EXERCISE DETAILS >> I would like every record printed again, exactly as shown.

RECORDS >>
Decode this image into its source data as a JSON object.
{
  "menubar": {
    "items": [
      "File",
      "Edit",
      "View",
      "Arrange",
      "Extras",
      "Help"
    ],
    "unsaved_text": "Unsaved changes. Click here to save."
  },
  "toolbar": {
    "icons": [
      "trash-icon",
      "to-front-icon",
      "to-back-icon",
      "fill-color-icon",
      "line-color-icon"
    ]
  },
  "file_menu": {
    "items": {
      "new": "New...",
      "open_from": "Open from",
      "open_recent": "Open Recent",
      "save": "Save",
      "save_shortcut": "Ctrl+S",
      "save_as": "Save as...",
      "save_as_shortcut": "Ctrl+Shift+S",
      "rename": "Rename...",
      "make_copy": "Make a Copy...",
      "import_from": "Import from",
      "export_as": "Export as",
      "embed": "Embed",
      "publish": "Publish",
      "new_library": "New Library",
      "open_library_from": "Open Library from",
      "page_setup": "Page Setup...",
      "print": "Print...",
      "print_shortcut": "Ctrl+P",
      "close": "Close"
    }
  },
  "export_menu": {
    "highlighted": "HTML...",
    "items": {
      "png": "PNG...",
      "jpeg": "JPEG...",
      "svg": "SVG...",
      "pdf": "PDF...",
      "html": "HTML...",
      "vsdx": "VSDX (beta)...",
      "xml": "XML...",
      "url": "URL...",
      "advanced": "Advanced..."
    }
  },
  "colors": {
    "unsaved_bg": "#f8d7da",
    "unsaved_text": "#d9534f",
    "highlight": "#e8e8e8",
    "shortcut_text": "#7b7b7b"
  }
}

OUTPUT >>
Decode this image into its source data as a JSON object.
{
  "menubar": {
    "items": [
      "File",
      "Edit",
      "View",
      "Arrange",
      "Extras",
      "Help"
    ],
    "unsaved_text": "Unsaved changes. Click here to save."
  },
  "toolbar": {
    "icons": [
      "trash-icon",
      "to-front-icon",
      "to-back-icon",
      "fill-color-icon",
      "line-color-icon"
    ]
  },
  "file_menu": {
    "items": {
      "new": "New...",
      "open_from": "Open from",
      "open_recent": "Open Recent",
      "save": "Save",
      "save_shortcut": "Ctrl+S",
      "save_as": "Save as...",
      "save_as_shortcut": "Ctrl+Shift+S",
      "rename": "Rename...",
      "make_copy": "Make a Copy...",
      "import_from": "Import from",
      "export_as": "Export as",
      "embed": "Embed",
      "publish": "Publish",
      "new_library": "New Library",
      "open_library_from": "Open Library from",
      "page_setup": "Page Setup...",
      "print": "Print...",
      "print_shortcut": "Ctrl+P",
      "close": "Close"
    }
  },
  "export_menu": {
    "highlighted": "HTML...",
    "items": {
      "png": "PNG...",
      "jpeg": "JPEG...",
      "svg": "SVG...",
      "pdf": "PDF...",
      "html": "HTML...",
      "vsdx": "VSDX (beta)...",
      "xml": "XML...",
      "url": "URL...",
      "advanced": "Advanced..."
    }
  },
  "colors": {
    "unsaved_bg": "#f8d7da",
    "unsaved_text": "#d9534f",
    "highlight": "#e8e8e8",
    "shortcut_text": "#7b7b7b"
  }
}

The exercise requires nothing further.